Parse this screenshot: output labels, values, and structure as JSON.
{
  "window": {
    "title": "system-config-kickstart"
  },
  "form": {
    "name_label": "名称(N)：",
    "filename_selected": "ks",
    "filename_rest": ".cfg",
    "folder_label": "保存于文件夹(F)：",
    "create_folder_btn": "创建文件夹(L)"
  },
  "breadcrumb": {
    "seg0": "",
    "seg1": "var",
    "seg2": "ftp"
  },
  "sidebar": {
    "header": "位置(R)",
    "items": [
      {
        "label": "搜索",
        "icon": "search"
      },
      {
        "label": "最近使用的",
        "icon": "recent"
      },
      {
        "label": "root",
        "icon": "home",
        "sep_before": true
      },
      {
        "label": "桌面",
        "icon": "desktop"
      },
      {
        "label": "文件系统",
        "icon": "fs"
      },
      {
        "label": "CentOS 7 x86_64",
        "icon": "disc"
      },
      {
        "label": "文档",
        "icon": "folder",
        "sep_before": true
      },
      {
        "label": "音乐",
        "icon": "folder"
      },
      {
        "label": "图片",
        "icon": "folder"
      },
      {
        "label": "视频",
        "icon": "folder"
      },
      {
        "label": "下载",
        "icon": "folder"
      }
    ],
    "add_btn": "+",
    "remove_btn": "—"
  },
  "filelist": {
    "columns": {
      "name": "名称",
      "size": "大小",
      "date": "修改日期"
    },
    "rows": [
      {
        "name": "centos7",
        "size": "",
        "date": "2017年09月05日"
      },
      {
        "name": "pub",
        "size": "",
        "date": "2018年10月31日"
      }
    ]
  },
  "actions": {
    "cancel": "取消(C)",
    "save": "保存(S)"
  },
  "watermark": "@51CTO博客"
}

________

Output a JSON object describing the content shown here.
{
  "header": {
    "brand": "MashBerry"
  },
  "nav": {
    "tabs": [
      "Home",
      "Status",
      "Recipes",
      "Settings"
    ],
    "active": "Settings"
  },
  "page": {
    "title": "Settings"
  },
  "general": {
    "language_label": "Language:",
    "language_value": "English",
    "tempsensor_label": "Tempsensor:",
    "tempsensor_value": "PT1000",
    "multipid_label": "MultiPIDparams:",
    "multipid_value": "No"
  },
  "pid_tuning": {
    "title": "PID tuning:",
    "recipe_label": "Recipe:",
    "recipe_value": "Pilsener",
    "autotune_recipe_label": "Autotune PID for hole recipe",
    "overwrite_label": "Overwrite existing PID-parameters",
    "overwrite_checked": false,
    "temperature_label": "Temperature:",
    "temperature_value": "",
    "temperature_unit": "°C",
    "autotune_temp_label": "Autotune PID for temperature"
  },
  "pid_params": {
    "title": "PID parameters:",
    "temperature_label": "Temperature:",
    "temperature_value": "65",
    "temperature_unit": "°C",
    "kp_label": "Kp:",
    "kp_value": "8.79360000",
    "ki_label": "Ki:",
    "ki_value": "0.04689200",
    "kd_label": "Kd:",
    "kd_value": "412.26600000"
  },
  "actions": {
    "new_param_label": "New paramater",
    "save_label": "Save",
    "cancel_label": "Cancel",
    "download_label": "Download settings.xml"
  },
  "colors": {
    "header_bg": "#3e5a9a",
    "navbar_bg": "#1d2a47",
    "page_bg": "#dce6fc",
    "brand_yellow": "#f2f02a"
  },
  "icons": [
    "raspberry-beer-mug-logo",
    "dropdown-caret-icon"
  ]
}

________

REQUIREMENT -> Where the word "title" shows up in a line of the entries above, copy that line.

FINISHED TASK ->
    "title": "system-config-kickstart"
    "title": "Settings"
    "title": "PID tuning:",
    "title": "PID parameters:",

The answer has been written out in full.